- _Task objective_:
Across the records below, count the lines that contain "TELKOMSEL" and write down only the count.

[Given data — start]

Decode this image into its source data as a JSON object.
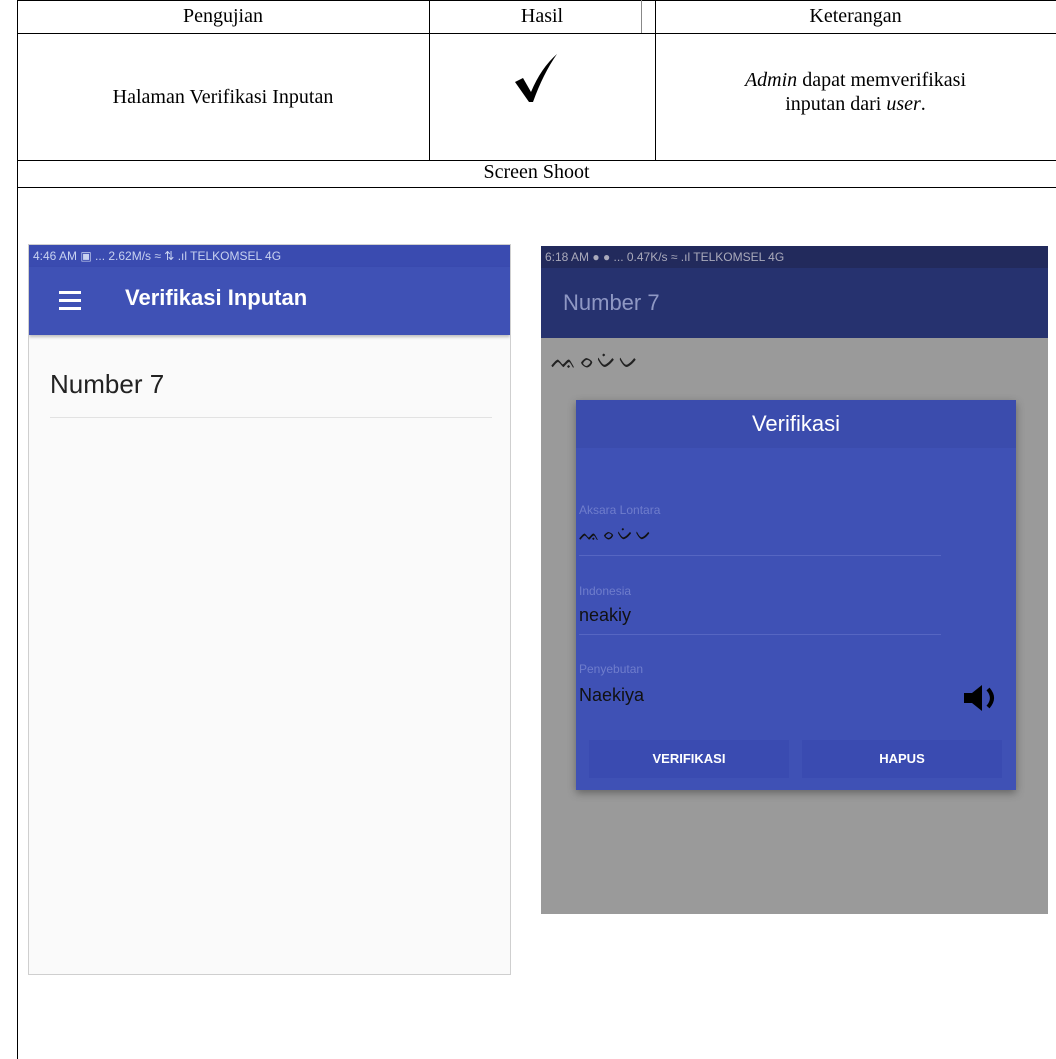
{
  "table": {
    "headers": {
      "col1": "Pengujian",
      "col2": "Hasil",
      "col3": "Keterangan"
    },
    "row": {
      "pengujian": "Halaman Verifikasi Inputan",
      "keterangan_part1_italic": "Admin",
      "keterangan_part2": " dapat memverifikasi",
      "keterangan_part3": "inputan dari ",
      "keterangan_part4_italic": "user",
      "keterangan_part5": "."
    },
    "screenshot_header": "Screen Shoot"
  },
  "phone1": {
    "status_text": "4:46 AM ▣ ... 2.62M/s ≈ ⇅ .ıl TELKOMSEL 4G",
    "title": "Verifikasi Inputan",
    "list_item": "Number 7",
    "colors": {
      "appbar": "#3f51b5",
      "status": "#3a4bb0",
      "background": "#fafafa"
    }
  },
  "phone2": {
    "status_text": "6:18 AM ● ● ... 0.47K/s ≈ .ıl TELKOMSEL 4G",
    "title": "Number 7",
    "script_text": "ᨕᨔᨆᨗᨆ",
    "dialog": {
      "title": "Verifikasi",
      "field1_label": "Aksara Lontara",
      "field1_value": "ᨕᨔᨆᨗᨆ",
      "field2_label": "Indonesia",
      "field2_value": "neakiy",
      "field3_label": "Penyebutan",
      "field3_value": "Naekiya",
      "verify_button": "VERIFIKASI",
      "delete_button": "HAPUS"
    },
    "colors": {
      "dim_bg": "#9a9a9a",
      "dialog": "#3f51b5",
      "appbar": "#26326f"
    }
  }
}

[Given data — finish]
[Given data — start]

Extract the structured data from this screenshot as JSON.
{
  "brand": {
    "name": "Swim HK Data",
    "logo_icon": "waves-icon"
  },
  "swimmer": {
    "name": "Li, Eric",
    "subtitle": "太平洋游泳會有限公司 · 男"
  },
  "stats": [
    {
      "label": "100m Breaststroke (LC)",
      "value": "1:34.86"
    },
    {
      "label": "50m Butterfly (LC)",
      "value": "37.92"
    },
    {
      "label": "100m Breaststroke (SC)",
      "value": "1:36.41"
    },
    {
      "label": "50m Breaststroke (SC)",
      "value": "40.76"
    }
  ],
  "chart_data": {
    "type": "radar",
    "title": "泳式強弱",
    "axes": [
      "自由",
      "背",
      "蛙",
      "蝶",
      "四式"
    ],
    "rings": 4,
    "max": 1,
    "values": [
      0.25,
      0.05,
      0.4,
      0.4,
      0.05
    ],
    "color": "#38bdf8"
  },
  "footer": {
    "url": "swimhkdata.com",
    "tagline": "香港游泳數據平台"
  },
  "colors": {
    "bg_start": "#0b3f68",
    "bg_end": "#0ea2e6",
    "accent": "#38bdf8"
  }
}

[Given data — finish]

- _Exercise output_:
2